A huge percentage of African households rely solely on agricultural income. Around 70% actually. And Agriculture has always been reliable in feeding Africa’s people and affording them some extra income. It is therefore an area that needs massive investment and one that should not be left behind in terms of technology and digitization. This is one sector that will spur assured growth if effort is put into it and it is good to note that financial technology companies have not left it behind.
Take Microsoft for example. The global tech giant has continued to support digitization in different sectors year-on-year, with agriculture being one among the top. Microsoft does this by building partnerships with leaders in different industries and governmental and non-governmental organizations, and helping to build skills in agri-tech and the sector at large.

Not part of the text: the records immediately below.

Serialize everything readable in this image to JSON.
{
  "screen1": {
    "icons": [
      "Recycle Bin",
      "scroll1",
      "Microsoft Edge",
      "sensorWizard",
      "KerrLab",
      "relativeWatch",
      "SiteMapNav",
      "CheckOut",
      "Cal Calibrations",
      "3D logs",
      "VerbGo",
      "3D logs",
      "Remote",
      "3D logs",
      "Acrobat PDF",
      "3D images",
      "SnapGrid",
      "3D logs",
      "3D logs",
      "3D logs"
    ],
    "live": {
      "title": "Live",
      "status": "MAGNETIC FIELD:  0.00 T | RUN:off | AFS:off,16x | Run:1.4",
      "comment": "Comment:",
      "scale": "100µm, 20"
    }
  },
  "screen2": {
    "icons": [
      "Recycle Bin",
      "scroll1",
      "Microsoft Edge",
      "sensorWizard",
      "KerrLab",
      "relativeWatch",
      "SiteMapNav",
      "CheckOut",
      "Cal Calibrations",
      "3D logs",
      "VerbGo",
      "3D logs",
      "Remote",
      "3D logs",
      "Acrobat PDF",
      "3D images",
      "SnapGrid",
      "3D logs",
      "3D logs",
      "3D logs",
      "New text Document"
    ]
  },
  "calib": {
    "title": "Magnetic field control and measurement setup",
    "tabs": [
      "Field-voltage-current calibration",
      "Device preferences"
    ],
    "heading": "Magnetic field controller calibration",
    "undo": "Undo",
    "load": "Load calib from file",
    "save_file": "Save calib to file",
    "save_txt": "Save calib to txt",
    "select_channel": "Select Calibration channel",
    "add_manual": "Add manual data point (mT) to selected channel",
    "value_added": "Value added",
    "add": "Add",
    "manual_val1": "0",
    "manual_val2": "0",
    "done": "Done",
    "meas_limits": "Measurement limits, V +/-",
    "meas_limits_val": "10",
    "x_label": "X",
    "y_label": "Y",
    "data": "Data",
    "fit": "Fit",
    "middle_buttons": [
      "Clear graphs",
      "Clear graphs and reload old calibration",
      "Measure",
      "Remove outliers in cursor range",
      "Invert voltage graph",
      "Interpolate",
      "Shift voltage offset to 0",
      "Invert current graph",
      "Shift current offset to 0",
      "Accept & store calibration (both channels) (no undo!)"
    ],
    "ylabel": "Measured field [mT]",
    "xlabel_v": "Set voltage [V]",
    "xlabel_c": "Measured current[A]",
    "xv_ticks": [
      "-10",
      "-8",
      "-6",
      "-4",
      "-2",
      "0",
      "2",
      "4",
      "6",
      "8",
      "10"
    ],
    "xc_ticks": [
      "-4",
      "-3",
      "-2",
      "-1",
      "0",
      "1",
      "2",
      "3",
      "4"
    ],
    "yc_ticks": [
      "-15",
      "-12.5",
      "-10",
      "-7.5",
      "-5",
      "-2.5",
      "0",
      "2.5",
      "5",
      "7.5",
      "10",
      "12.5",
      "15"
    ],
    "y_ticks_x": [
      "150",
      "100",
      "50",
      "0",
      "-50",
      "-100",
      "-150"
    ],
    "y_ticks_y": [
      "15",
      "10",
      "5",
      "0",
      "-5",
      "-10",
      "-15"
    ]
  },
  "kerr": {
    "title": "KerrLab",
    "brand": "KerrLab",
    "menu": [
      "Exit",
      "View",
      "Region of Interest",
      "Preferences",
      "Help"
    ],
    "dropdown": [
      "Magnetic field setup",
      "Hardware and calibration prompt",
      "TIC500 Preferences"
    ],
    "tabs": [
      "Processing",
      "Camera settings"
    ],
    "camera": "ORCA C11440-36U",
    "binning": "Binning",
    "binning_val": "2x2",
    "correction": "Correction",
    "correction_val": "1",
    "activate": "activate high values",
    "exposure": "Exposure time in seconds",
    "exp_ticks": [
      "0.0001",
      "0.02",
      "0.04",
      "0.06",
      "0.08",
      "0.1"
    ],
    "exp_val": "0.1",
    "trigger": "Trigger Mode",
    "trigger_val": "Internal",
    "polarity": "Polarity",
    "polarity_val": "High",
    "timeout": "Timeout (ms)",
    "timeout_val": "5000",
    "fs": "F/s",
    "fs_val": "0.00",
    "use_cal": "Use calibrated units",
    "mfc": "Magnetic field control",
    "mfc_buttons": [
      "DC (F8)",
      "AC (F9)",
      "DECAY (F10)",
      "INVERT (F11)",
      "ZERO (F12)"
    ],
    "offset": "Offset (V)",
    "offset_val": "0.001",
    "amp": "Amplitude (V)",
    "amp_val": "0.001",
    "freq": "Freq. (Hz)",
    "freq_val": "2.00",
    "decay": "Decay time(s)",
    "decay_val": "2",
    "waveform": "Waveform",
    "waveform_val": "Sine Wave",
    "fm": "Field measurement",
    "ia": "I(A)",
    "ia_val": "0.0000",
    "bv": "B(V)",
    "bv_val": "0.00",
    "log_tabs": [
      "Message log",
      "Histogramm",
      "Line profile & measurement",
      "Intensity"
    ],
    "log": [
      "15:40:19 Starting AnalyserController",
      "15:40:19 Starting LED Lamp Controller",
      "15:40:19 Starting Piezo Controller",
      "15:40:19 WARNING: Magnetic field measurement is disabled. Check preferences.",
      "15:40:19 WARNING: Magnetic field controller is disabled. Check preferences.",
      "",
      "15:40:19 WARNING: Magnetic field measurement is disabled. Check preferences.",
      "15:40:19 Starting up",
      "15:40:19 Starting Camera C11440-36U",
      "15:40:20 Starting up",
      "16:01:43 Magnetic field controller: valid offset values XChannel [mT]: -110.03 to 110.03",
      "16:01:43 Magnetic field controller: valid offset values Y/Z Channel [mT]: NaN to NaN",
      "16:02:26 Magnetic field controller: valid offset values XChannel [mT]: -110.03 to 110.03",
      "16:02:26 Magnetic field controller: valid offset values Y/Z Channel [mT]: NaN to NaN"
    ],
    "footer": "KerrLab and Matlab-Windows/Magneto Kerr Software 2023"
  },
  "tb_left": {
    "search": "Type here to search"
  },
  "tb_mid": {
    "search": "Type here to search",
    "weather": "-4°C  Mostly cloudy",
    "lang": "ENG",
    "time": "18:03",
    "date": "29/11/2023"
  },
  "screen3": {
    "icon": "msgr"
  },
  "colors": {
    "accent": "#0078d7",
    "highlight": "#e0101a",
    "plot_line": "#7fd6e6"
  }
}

The results of this continued investment are evident in the number of agri-tech start ups increasing by 110 percent in the past two years. Furthermore, according to World Bank estimates, food production and processing in Africa currently generates over $300 billion annually, but that figure could rise to $1 trillion a year by 2030 if farmers are given the right access to inputs and resources.
Speaking at a round table that Microsoft held yesterday, Amrote Abdella, Regional Director at Microsoft 4Afrika noted that a long-term approach is key to enabling lasting change and impact in the sector. The purpose of the virtual roundtable was to draw attention to and create awareness around an industry that is vital for the survival of humanity.
“With the sector sustaining 70 percent of Africa’s livelihoods, we’ve taken the lead to develop a data-driven, connected farming that optimises yields, boosts farm productivity and increases profitability. Leveraging our extensive partnerships and initiatives network, we are committed to ensuring that all farming communities are equipped with the latest tools like AI, IoT and edge computing to improve productivity and sustainability across the sector,” Amrote Abdella
Microsoft has worked with various partners and customers across the region to realise this strategy and ensure access to the solutions developed. One such partnership is with Alliance for a Green Revolution in Africa (AGRA), Microsoft is exploring the use of big data and artificial intelligence in enabling data-driven, precision farming to support and increase farm productivity and profitability.
Another partner is SunCulture which helps farmers improve their crop yields through solar-powered irrigation systems. Using IoT technology, SunCulture customers are generating 10x more annual income, experiencing a
Yet another example from Kenya is Twiga Foods , a mobile-based business-to-business food supply platform, links smallholder farmers in rural Kenya to informal retail vendors in cities. With Twiga’s mobile platform, vendors can order fresh produce from farmers across Kenya at competitive prices. Twiga is driving microfinancing for smallholder farmers in Kenya, by creating credit history through goods transactions powered by Microsoft cloud solution. It currently benefits 8,000 farmers and 15,000 vendors.